*YOUR INSTRUCTIONS:*
Go through the entries and copy every line that has the string "Courrier" in it.

STORED DATA: Begin

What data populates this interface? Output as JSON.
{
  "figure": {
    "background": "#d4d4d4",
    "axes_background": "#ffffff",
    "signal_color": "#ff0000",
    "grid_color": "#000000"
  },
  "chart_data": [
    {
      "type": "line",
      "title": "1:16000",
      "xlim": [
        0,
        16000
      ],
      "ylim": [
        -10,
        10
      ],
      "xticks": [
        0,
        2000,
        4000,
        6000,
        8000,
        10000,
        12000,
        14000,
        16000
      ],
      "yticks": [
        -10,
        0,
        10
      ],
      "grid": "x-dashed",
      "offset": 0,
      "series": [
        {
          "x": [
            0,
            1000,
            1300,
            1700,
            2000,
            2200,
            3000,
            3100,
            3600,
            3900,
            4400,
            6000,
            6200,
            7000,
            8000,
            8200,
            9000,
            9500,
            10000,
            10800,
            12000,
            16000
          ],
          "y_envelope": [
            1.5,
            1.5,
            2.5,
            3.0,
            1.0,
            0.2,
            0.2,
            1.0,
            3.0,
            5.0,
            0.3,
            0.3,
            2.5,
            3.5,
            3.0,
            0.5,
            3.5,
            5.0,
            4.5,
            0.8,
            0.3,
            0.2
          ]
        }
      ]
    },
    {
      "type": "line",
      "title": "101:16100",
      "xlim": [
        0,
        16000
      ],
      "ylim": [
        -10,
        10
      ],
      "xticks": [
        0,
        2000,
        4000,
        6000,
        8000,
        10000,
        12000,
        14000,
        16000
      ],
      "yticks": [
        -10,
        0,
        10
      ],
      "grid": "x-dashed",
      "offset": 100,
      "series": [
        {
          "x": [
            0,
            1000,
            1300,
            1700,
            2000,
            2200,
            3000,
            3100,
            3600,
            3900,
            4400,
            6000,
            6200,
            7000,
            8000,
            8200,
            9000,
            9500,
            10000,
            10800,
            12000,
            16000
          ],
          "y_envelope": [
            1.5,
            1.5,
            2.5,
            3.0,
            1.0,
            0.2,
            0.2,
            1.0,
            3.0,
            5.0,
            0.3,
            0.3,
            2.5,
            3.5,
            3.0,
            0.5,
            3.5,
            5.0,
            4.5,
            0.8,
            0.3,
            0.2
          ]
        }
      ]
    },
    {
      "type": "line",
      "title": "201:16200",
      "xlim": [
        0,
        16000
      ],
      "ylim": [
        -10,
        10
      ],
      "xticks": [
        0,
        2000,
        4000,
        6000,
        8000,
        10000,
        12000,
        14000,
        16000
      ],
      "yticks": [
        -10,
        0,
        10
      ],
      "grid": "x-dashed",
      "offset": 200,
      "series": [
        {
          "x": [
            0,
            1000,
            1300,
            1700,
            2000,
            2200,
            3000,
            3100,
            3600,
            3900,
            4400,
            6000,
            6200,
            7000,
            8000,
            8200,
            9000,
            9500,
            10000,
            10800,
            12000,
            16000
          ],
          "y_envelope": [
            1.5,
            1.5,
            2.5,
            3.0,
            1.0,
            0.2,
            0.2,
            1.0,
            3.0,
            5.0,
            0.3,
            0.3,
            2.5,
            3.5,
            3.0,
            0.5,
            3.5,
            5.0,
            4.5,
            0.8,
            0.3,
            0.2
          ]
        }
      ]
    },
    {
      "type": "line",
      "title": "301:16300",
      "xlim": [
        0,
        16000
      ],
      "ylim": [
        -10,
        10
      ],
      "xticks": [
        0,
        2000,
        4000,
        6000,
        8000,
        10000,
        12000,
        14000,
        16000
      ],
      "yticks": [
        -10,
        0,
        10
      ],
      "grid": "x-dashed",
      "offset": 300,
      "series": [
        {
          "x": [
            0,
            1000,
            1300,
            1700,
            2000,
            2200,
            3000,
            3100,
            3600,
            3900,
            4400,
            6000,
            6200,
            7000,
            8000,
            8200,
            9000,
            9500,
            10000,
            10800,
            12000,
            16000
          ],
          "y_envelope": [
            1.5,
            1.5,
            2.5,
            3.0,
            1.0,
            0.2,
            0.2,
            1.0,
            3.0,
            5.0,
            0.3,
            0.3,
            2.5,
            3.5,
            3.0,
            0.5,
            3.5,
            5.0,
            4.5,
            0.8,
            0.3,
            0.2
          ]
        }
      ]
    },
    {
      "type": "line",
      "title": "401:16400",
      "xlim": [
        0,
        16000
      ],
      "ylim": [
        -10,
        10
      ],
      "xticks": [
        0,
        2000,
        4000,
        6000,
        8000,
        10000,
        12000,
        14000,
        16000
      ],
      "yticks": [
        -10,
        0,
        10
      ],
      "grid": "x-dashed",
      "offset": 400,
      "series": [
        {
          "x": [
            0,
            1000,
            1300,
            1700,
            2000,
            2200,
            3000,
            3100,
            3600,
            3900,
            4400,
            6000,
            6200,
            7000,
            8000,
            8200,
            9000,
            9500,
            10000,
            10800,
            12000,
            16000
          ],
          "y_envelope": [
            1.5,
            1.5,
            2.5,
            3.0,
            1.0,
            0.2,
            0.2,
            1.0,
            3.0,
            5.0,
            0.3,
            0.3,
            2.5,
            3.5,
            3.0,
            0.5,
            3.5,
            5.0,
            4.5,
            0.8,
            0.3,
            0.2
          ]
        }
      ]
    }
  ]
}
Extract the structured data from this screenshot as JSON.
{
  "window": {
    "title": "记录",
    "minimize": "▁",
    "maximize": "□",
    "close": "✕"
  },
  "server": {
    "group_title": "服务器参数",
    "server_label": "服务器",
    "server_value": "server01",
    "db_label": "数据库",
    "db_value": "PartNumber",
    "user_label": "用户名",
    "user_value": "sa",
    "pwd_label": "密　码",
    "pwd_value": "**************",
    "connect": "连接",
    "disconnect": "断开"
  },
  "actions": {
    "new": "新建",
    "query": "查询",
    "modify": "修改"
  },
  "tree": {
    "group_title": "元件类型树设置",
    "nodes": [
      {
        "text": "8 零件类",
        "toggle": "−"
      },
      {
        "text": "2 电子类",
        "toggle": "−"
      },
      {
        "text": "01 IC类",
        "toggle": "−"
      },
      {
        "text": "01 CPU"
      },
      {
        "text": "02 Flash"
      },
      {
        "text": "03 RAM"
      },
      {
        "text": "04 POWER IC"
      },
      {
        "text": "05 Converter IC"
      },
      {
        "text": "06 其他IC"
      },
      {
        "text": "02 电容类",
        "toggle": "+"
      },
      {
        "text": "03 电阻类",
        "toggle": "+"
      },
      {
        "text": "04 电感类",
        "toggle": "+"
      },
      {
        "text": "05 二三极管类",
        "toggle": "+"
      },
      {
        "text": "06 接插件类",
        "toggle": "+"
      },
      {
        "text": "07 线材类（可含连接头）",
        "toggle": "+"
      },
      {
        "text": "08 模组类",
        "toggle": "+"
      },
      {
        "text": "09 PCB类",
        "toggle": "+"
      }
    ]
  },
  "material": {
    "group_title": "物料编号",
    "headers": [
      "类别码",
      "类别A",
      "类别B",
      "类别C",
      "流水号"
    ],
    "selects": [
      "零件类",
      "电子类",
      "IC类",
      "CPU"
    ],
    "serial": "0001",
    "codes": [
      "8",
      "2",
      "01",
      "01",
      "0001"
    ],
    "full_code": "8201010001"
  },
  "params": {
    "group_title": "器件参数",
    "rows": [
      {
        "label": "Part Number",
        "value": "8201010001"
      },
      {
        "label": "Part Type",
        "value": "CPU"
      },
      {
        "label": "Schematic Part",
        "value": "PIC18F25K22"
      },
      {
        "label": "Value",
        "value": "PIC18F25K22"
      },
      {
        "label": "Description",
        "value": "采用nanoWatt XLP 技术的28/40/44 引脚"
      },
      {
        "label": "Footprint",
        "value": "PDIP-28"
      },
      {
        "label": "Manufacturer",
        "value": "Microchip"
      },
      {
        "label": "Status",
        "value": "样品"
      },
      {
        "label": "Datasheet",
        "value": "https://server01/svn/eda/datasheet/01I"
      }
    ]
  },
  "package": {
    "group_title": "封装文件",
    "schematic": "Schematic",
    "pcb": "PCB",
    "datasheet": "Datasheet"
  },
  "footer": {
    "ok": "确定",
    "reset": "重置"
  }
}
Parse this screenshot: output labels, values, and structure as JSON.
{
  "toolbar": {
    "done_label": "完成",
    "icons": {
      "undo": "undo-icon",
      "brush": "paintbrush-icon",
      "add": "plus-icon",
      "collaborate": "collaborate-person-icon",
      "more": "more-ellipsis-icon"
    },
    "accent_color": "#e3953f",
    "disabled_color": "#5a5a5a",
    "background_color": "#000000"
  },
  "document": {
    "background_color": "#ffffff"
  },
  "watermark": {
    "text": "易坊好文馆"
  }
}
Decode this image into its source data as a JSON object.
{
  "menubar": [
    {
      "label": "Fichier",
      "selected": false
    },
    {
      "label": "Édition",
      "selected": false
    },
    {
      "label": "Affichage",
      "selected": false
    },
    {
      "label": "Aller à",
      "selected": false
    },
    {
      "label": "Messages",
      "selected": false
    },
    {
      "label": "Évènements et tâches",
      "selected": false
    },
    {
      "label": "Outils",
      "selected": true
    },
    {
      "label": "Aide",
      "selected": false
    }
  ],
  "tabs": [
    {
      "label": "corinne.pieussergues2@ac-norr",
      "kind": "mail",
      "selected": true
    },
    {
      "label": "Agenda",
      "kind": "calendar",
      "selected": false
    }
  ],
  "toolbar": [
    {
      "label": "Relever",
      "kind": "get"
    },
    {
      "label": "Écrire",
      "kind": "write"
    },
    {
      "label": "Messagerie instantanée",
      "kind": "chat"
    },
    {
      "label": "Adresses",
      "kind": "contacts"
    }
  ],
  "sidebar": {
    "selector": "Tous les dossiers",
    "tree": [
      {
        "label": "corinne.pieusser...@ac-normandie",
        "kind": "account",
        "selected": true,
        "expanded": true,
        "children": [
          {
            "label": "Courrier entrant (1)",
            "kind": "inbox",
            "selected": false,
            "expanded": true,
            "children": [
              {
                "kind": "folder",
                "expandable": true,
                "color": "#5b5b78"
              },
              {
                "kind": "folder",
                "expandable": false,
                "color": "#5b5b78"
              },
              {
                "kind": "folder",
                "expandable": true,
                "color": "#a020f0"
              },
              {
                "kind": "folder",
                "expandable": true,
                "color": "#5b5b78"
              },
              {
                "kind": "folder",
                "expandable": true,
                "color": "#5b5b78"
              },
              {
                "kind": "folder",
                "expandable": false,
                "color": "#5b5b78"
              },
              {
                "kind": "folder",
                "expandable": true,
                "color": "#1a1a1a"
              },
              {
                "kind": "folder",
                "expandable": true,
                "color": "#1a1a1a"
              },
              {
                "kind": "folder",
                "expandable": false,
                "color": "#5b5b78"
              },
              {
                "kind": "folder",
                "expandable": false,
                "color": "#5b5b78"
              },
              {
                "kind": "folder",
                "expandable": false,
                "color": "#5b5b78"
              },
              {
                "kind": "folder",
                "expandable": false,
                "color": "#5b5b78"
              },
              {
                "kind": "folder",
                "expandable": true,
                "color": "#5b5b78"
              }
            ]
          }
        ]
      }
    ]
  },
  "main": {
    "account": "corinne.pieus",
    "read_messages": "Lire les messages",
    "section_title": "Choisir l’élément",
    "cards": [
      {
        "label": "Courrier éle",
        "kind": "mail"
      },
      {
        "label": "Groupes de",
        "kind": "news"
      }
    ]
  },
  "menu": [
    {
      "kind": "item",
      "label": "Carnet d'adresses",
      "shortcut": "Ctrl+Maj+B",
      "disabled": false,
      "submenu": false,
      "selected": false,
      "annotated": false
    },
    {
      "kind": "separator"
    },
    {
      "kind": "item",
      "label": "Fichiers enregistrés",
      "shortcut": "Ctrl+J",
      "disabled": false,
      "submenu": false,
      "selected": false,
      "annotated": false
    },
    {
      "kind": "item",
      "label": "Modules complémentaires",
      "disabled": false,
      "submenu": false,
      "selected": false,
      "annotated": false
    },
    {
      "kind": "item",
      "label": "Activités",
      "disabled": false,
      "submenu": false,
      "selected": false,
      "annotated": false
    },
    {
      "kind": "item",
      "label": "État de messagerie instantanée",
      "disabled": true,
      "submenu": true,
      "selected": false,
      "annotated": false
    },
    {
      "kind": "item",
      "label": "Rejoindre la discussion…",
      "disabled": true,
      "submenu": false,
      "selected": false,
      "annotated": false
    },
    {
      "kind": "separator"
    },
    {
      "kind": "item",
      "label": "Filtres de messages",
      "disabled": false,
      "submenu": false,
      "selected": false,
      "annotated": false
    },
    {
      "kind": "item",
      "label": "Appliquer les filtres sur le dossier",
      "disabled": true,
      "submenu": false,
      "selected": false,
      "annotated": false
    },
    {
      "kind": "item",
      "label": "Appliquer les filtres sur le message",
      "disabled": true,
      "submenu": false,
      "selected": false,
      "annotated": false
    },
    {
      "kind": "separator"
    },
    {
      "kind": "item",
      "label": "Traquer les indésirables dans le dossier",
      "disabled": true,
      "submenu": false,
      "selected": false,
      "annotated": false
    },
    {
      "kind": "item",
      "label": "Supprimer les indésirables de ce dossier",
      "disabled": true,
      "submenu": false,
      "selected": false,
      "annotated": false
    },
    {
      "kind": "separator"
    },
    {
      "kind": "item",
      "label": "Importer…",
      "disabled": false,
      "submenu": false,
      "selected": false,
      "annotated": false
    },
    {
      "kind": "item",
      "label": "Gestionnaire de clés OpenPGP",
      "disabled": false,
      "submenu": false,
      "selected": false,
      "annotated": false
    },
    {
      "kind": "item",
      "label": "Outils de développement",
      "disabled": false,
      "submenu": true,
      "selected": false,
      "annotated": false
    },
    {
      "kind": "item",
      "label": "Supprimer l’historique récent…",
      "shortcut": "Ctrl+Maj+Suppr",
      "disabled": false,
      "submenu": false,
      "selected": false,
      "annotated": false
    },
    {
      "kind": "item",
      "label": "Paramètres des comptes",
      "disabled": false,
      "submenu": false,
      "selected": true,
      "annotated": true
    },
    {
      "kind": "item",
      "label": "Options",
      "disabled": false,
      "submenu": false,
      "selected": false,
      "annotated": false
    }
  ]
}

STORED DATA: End

*OUTPUT OF THE TASK:*
            "label": "Courrier entrant (1)",
        "label": "Courrier éle",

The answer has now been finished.